Based on CDC reports, an estimate of 98.6% of people hospitalized with COVID-19 between June and August 2021 were unvaccinated. Over 280,000 COVID-19 hospitalizations could have been prevented by vaccination between June to August 2021. Conservative estimates indicate an average COVID-19 hospitalization costs about $20,000. This means preventable COVID-19 hospitalizations cost $5.7 billion from June to August in 2021. Source
Evidence is emerging that people get better protection by being fully vaccinated compared with having had COVID-19.
Cavanaugh et al. (MMWR Aug 2021) showed that unvaccinated people who already had COVID-19 are more than 2 times as likely than fully vaccinated people to get COVID-19 again.
ACOG recommends all eligible persons >12 years, including pregnant and lactating individuals, receive a COVID-19 vaccine.
No evidence of any adverse maternal or fetal effects from COVID-19 vaccination in pregnant or lactating individuals. (Ciapponi 2021, Wainstock 2021, Kachikis 2021, Magnus 2021, Bertrand 2021) Pregnant and recently pregnant patients with COVID-19 are at increased risk of more severe illness. (Ellington MMWR 2020, Collin 2020, Delahoy MMWR 2020, Khan 2021)
ACOG recommends pregnant and recently pregnant women (up to 6 wk postpartum) receive a booster dose of COVID-19.
If you had J&J vaccine, get booster at least 2 months after initial vaccine. If you had mRNA vaccine, get booster at least 6 months after initial vaccine.
COVID-19 mRNA vaccines cannot give someone the virus
They do not affect or interact with our DNA in any way
The mRNA and the spike protein don’t last long in the body
mRNA vaccines are newly available to the public but have been studied for decades
COVID vaccines are safe.
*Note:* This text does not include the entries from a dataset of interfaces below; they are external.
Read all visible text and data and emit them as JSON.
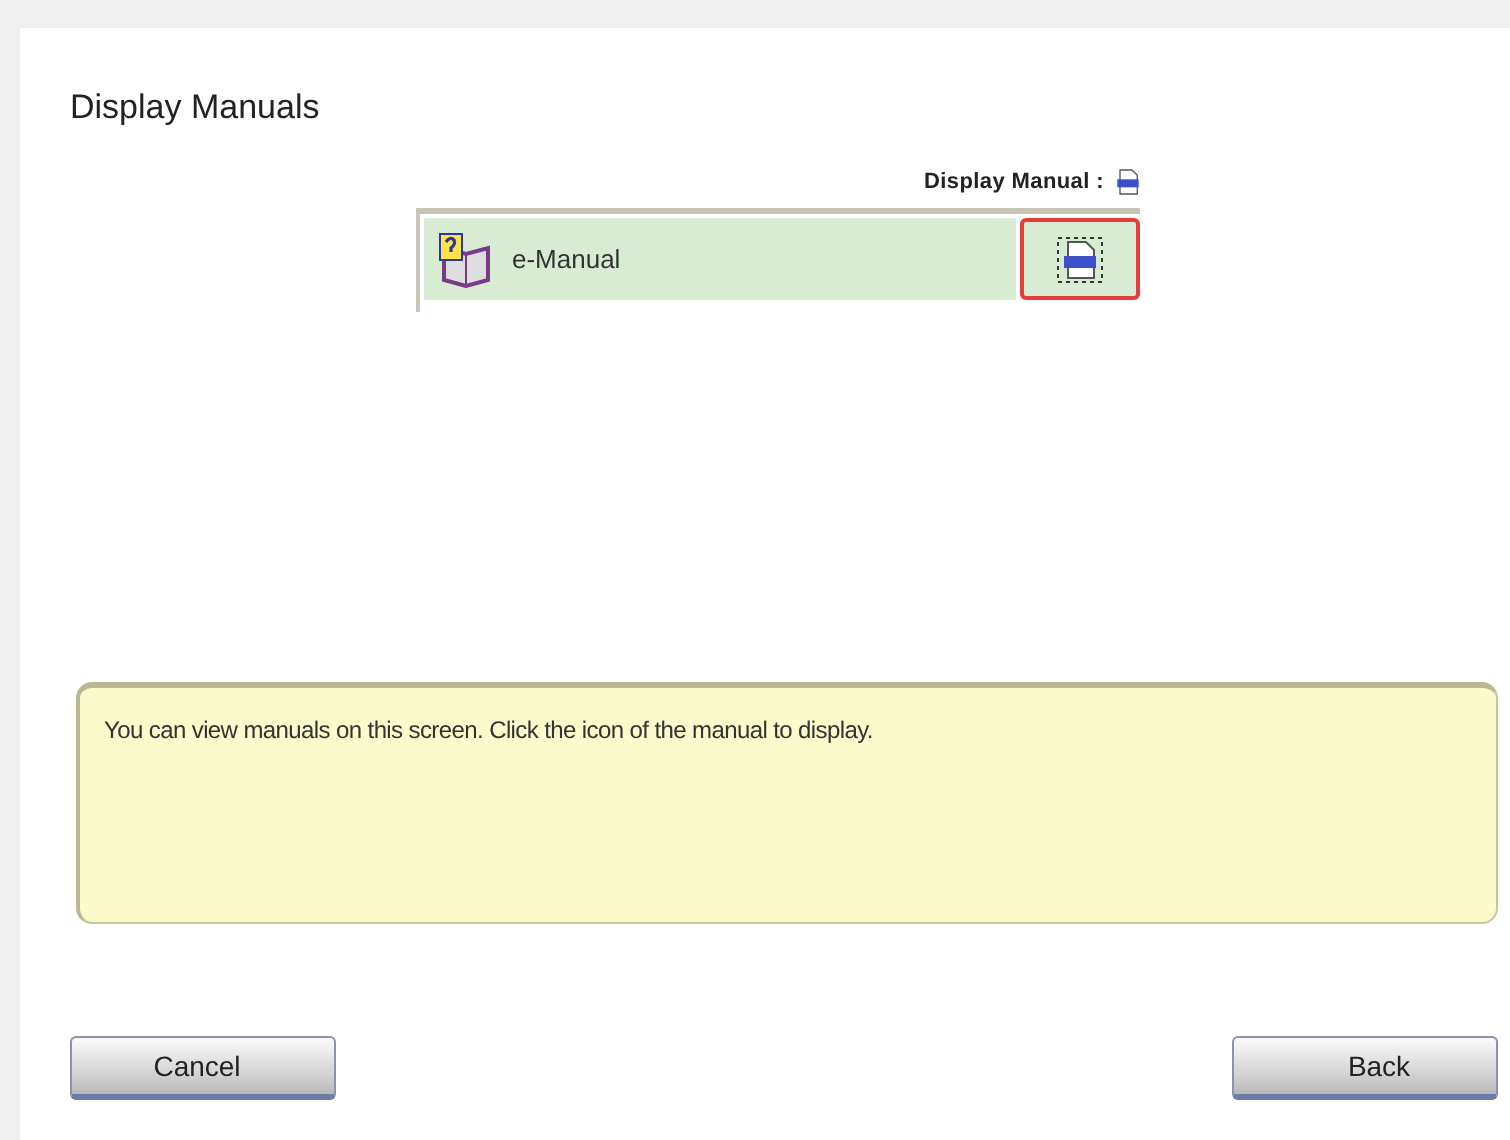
{
  "title": "Display Manuals",
  "legend": {
    "label": "Display Manual :"
  },
  "manuals": [
    {
      "name": "e-Manual",
      "highlighted": true
    }
  ],
  "message": "You can view manuals on this screen. Click the icon of the manual to display.",
  "buttons": [
    {
      "label": "Cancel",
      "kind": "cancel"
    },
    {
      "label": "Back",
      "kind": "back"
    }
  ]
}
Aside from transient side effects immediately after injection, there is very low risk of any serious adverse events.
COVID vaccines have been thoroughly tested and have passed all the FDA’s rigorous safety requirements
COVID-19 virus poses a real threat causing hundreds of thousands of deaths and hospitalizations, the majority of which could be prevented by vaccination
COVID vaccination provides better protection than simply having had COVID-19 infection
There is no evidence that COVID vaccines cause issues with pregnancy, lactation, or infertility
mRNA vaccine technology has been around for decades and is safe